** Opening EXERCISE MATERIAL block **

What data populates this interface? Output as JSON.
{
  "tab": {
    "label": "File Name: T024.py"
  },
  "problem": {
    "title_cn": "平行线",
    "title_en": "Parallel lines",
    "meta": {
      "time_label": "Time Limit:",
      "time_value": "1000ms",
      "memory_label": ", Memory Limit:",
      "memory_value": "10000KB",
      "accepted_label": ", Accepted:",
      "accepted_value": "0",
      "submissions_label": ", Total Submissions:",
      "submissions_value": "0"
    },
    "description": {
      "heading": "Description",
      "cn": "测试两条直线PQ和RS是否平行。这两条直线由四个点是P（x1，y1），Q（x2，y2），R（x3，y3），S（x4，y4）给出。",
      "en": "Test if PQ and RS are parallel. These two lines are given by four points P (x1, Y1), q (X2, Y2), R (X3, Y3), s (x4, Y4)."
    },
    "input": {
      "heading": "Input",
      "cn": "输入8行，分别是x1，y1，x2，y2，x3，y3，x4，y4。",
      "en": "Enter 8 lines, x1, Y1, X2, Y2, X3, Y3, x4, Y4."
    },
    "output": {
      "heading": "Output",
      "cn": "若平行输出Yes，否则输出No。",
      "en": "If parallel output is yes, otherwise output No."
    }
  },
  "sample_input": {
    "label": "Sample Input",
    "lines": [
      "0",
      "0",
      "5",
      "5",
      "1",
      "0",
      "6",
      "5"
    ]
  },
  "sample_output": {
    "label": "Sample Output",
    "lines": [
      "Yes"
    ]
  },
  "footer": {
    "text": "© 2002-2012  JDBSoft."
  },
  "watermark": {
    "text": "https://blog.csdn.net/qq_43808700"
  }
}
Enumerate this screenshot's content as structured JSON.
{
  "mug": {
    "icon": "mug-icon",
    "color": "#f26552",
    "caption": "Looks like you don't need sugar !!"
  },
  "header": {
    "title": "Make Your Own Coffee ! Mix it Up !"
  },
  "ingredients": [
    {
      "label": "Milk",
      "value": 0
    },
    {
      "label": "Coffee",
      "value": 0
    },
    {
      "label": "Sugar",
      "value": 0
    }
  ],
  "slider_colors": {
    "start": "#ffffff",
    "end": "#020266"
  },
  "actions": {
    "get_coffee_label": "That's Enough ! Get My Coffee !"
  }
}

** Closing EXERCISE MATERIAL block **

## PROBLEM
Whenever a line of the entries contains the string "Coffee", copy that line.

## EXERCISE RESULT
    "title": "Make Your Own Coffee ! Mix it Up !"
      "label": "Coffee",
    "get_coffee_label": "That's Enough ! Get My Coffee !"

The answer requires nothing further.